Clark recently penned a book, How to Build a “Chad Clark” Hot Yoga Studio, which is a detailed manual covering all aspects of planning for, building, and running a hot yoga studio.
A hot yoga class is held in a studio that is kept heated to a sweltering temperature of at least 105 degrees. Couple the heat with a steamy level of humidity in the air, and the poses and movements of a yoga class turn into a high-intensity workout.
Clark explained, “Bikram wanted to duplicate the heat of Calcutta, India, so he turned on the heaters in his studio in LA. His style of yoga was developed more for physical fitness and strength, with not as much focus on the spiritual or religious.”
Practitioners of hot yoga believe it works on the principal of thermogenics, which equates increased body temperature with increased metabolism for a more effective workout.
“After your body reaches 104 degrees, you start burning fat, and your body keeps burning fat for an hour or an hour and a half. But it’s not just exercise, it’s about rehabilitating your body and your organs to get them to work to their best capacity,” said Clark.
Proponents of hot yoga say it has a therapeutic effect on the muscles, joints, skeletal system, and organs. Clark has experienced these benefits in regard to his own fitness and health, and also shares stories of Electric City Hot Yoga clients who have found yoga beneficial.
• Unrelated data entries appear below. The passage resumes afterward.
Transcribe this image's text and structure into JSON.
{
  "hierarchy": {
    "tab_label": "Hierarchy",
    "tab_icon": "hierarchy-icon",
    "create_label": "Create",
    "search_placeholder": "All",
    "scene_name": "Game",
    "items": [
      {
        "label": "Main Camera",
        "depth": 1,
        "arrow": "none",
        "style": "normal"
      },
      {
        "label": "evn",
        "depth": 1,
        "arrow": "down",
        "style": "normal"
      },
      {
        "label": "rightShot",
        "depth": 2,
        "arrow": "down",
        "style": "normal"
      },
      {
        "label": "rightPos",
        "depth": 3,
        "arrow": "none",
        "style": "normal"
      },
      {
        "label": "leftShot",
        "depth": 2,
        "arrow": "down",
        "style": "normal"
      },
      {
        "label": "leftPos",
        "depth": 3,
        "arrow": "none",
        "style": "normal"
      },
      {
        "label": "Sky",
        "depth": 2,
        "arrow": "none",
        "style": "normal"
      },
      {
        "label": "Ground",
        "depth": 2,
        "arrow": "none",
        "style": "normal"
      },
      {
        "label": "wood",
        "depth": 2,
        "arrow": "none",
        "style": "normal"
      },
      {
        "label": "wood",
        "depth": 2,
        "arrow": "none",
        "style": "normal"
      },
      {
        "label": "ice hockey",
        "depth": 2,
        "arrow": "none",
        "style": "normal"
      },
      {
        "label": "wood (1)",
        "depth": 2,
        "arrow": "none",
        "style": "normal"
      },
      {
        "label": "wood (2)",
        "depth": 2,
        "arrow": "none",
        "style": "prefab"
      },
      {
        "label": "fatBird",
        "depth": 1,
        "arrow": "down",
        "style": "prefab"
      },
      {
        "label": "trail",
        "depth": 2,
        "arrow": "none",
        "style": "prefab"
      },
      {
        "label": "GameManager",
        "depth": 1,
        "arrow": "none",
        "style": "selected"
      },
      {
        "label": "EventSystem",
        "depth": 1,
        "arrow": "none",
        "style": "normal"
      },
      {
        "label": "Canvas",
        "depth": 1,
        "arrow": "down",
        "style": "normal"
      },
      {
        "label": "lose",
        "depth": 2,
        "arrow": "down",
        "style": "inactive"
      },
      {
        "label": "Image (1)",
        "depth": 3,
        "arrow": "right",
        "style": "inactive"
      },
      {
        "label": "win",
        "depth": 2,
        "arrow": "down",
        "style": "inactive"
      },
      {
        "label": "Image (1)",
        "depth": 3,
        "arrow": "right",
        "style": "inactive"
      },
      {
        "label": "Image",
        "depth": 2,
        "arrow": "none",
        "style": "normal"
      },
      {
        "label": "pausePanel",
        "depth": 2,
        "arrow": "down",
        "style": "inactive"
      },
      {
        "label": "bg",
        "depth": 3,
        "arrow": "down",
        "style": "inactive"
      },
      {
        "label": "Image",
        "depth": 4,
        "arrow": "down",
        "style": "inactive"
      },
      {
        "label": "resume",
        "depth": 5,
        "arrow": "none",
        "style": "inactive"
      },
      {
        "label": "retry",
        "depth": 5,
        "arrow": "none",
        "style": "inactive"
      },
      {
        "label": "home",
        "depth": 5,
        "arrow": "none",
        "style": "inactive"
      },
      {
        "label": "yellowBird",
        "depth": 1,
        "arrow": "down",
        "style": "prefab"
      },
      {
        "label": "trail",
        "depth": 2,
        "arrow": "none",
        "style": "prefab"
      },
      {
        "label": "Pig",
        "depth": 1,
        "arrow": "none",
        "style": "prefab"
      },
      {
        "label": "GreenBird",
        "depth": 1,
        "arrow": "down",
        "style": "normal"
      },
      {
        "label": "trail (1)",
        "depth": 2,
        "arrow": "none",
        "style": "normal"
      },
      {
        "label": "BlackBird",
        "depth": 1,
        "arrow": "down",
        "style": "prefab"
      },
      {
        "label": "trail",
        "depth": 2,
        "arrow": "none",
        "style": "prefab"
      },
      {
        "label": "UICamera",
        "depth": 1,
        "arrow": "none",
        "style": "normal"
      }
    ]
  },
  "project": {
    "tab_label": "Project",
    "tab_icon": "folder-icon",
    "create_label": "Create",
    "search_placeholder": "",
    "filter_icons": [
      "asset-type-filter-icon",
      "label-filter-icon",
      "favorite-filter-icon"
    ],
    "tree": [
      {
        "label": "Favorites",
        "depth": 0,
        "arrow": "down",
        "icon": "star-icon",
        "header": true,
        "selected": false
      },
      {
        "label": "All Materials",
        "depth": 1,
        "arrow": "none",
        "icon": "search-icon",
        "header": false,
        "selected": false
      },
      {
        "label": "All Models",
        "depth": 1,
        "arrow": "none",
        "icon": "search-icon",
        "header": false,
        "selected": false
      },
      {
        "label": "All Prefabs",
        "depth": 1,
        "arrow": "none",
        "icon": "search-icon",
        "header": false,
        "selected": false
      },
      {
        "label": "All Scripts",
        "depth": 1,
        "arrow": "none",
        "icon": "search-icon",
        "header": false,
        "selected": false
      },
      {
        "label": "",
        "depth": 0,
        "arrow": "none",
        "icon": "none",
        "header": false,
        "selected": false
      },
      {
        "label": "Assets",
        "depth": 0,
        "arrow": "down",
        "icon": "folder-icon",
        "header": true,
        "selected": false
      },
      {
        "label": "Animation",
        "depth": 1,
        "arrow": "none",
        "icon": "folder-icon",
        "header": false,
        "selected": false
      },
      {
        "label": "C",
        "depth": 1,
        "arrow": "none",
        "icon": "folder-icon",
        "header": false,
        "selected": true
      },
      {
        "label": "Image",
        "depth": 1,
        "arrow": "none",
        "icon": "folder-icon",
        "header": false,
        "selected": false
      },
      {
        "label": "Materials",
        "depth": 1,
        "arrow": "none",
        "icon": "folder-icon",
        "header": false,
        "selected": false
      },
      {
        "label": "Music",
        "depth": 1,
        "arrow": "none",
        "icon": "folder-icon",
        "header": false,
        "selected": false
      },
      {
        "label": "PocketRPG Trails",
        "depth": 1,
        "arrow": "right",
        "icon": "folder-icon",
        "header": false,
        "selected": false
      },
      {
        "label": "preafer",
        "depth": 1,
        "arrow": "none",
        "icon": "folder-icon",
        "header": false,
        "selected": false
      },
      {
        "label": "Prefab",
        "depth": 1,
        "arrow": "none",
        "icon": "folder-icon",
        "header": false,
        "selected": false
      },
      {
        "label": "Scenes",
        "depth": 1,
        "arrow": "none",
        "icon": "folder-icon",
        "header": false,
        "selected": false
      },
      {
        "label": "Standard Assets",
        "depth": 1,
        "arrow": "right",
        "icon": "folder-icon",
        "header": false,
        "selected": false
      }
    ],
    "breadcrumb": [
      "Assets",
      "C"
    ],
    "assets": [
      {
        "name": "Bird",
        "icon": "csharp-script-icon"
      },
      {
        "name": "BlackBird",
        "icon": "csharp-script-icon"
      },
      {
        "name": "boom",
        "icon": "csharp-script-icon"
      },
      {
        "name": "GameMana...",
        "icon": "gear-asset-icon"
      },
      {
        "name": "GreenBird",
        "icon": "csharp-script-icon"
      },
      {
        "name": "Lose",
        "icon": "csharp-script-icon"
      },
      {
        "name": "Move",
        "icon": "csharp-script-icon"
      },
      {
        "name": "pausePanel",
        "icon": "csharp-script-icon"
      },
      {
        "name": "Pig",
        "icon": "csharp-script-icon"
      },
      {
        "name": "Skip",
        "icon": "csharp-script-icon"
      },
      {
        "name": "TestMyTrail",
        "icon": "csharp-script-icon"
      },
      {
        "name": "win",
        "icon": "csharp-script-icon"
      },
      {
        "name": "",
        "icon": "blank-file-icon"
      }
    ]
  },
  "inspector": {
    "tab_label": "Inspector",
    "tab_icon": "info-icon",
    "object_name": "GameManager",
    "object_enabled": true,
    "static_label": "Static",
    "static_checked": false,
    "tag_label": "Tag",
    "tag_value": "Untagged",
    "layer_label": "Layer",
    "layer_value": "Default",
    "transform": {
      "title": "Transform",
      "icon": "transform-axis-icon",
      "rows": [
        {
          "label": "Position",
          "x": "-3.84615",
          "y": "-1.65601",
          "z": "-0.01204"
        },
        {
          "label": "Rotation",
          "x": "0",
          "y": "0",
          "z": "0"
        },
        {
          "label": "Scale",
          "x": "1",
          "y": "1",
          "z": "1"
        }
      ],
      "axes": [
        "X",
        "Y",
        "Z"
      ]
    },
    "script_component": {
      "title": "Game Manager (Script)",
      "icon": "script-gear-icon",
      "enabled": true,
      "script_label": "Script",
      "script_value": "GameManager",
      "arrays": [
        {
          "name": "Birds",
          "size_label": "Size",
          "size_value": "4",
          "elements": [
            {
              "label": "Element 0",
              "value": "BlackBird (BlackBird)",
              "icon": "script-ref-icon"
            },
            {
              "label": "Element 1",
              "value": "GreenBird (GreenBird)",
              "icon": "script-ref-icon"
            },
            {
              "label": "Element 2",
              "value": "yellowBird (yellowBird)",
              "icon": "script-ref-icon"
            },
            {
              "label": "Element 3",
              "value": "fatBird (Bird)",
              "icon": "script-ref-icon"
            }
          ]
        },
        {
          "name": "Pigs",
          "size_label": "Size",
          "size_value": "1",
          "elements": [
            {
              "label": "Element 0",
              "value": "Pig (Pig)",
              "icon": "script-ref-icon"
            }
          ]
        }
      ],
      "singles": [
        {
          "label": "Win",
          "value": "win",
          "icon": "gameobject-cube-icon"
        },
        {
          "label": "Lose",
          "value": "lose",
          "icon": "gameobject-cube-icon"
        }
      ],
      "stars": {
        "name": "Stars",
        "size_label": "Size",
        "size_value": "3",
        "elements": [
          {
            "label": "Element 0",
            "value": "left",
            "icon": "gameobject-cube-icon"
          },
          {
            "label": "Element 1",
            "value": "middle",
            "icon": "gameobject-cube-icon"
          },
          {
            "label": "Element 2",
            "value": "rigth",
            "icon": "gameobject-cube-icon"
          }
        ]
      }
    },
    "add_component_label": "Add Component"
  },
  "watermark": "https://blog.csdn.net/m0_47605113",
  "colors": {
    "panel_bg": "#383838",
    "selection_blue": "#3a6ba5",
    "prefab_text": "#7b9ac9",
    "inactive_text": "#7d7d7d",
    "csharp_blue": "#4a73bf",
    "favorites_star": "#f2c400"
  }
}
He relates the story of a 48-year-old man who was able to stop using his asthma inhaler after regular yoga classes, tales of athletes who have used yoga as a way to help their bodies heal from injuries, and even an uplifting story of a group of elderly nuns who traveled from the Bloomsburg area to his studio.
“After several months of yoga, many of them were able to walk without the aid of a cane or walker. They regained their balance, and with it, their confidence to move freely again,” offered Clark.
Other benefits of yoga demonstrate a mind-body connection. Clark recounts the story of a Catholic priest who found that his visits to Clark’s studio helped him to concentrate more on his prayer life, and of students who get better grades after regularly attending yoga classes.
He remarked, “They can focus more, and can sit and study more effectively without fidgeting because yoga gets rid of nervous energy.”
People who struggle with alcoholism and other addictions often find yoga beneficial as well.
Clark explained, “They can rechannel their addictive behavior into yoga. This allows them to concentrate on what they need to focus on. They’re not drawn so much into the addictive behavior because of the physical commitment of the yoga.”
The effect of a yoga session lasts for hours afterwards, according to Clark, who mentioned that a hot yoga class releases as many endorphins as an eight-mile run.
Electric City Hot Yoga is located just a few miles up Route 307 from Moscow. The facility features the large, mirrored hot yoga room with a soft floor for safety and comfort. There is also a second, smaller yoga room where Clark and his staff of four certified yoga instructors teach conventional yoga classes.
The lobby, yoga mat storage room, and male and female locker rooms are all spacious and tastefully remodeled with tile, wood, and stone.
Clark plans to add a steam room and additional classes in the near future.
Classes are open to anyone age ten and older, and Clark welcomes drop-ins who want to try out hot yoga to see if they like it. Several classes are offered daily between 6 a.m. and 7:15 p.m., with a complete schedule posted online at www.electriccityyoga.com. Various affordable pricing plans are offered.
Clark encourages anyone who is interested in learning more about hot yoga to visit his website, call Electric City Hot Yoga at 570-558-9642, or drop in and try a class.
“Bikram yoga has been called the fountain of youth for all the good it does to the body, and anyone can benefit from it,” said Clark. “Anyone can just drop in, with no commitment. We never pressure people; we want them to feel comfortable doing whatever they can do.”